* **Provided records**
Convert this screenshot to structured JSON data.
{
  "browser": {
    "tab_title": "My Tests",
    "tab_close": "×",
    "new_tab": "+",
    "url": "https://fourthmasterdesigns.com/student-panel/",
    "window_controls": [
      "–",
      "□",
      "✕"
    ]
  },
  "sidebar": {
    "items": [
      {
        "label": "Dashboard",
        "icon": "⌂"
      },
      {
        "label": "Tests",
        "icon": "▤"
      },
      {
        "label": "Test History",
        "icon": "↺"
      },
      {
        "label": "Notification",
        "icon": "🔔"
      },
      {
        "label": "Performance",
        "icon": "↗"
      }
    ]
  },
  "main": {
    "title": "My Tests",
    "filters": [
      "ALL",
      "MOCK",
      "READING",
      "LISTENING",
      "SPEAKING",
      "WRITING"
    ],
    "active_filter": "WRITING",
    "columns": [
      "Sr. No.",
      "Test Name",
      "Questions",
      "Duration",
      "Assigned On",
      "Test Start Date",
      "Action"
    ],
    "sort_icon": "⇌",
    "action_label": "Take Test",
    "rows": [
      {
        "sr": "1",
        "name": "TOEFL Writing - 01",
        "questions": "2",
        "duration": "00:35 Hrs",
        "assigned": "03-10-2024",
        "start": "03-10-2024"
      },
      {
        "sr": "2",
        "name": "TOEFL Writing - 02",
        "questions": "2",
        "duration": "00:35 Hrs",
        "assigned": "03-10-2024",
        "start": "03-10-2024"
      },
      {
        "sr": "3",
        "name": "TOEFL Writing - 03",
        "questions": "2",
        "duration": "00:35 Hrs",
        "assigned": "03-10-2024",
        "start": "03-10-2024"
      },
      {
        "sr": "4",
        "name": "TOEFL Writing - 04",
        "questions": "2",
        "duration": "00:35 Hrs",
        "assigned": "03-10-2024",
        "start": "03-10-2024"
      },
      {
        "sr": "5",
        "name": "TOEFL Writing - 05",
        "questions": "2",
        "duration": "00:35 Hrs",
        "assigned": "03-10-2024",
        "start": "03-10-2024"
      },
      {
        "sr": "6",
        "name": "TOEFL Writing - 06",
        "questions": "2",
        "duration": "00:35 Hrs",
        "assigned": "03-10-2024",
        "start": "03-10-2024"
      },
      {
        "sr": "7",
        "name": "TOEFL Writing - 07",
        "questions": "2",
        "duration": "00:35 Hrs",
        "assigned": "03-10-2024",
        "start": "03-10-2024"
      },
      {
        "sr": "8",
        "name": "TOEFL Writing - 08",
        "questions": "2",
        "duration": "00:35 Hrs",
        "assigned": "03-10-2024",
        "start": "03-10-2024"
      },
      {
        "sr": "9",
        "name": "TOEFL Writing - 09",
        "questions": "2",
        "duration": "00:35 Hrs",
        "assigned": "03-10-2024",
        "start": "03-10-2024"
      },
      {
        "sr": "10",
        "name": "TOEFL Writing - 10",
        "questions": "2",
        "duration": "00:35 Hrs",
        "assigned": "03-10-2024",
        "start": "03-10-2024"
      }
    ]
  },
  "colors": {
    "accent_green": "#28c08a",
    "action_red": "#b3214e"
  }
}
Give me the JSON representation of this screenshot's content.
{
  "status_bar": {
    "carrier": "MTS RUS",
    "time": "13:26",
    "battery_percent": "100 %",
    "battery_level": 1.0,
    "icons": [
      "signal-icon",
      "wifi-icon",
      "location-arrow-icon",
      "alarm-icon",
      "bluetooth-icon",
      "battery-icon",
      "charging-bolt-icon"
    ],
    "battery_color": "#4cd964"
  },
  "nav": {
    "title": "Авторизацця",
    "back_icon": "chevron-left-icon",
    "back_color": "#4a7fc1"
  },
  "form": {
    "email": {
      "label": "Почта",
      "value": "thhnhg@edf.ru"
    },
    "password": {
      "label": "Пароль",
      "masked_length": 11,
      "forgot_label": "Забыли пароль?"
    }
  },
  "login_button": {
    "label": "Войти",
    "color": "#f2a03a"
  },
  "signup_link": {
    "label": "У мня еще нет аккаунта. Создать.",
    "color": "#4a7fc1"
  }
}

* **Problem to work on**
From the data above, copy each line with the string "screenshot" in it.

* **Response below**
Convert this screenshot to structured JSON data.
Give me the JSON representation of this screenshot's content.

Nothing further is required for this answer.